Asked on: 02 July 2018
Foreign and Commonwealth Office
China: Multinational Companies / 159671
To ask the Secretary of State for Foreign and Commonwealth Affairs, what the implications are for his policies of China’s (a) pressuring British Airways and other airlines to use its nomenclature for Taiwan on their websites and (b) interfering in other ways in the free operation of international business.
A Answered by: Mark Field
Answered on: 10 July 2018
Her Majesty’s Government’s long-standing policy on Taiwan has not changed. The Government refers to Taiwan as simply “Taiwan” and, when included in a list of places, does so under an inclusive heading, such as “country/territory” or “world locations”. When guidance has been sought from HMG on the terminology to use, we have been clear about the British Government’s terminology for Taiwan.

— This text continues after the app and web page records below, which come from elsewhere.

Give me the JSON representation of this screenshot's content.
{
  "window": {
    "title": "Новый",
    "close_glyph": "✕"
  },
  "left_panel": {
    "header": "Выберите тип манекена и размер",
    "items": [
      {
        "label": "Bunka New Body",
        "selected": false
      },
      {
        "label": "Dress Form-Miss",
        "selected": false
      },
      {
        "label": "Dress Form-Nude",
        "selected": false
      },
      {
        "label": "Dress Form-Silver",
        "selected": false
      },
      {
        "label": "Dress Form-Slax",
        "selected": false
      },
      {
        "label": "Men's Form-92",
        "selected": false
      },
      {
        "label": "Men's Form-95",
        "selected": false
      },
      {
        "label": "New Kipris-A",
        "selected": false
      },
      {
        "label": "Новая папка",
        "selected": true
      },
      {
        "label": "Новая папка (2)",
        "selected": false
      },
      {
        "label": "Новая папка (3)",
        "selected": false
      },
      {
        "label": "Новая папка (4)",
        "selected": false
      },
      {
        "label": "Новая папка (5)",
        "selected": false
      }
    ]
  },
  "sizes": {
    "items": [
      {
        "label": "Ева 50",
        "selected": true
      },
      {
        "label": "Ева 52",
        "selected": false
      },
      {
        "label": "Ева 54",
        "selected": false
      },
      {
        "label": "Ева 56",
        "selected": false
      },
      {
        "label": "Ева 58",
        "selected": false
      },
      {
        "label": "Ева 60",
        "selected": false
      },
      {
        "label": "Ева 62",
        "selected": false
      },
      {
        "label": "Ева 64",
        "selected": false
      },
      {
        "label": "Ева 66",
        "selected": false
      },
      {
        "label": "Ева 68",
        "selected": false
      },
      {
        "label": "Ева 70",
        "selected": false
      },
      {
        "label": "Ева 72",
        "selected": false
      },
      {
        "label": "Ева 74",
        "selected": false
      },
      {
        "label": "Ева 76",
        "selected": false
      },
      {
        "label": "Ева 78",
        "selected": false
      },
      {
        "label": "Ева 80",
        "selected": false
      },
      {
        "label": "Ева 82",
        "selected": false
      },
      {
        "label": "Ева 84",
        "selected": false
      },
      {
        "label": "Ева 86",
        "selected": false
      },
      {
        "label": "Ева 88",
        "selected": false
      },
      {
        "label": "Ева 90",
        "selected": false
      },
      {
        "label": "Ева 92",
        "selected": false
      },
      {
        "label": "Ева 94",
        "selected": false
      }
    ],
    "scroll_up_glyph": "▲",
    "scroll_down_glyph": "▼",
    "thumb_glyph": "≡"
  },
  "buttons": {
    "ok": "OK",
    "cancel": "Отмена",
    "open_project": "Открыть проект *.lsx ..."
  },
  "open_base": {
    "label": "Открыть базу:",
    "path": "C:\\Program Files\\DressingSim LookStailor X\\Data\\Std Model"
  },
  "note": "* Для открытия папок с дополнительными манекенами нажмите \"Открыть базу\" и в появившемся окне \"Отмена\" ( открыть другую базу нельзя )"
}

Private companies and organisations should be able to decide the terminology that they use to list destinations. UK companies should not be placed under political pressure to make changes. FCO Officials have registered our concern with the Chinese Government on this point.
UK Relations with Taiwan – Ian Paisley in the Chair
in Westminster Hall at 9:30 am on 24th October 2017
Please see the complete debate on these websites:
TAIWAN-EU ECONOMIC CO-OPERATION AGREEMENT
Date tabled: 10.10.2011
Primary sponsor: Andrew Rosindell
Sponsors: David Amess, Peter Bottomley, Jim Dobbin, Mike Hancock, Jim Shannon
“That this House supports the signing of an Economic Co-operation Agreement between the EU and Taiwan; notes the rapprochement between the two governments across the Taiwan Strait, which has so far led to the signing of 15 mutual agreements, including the Economic Co-operation Framework Agreement (ECFA), which reduces the trade barriers of mainland China’s market to products of Taiwanese origin and vice versa; acknowledges that the expansion of cross-strait economic relations is in the interest of those on both sides and of the EU; recognises that Taiwan achieved 10.88 per cent. GDP growth in 2010, is the EU’s 14th largest trading partner globally and its 6th largest trading partner in Asia, with total trade volume of 37 billion; observes that Taiwan’s high-tech industry, economic growth and expanding trade provide a mutually beneficial opportunity for co-operation between the EU and Taiwan; commends the fact that the European Parliament unanimously passed a resolution on 11 May 2011 supporting the further strengthening of Taiwan-EU trade and economic ties and the signing of a bilateral economic co-operation agreement; and calls on the Government to encourage the EU to conduct negotiations with Taiwan with the goal of agreeing a Taiwan-EU Economic Co-operation Agreement.”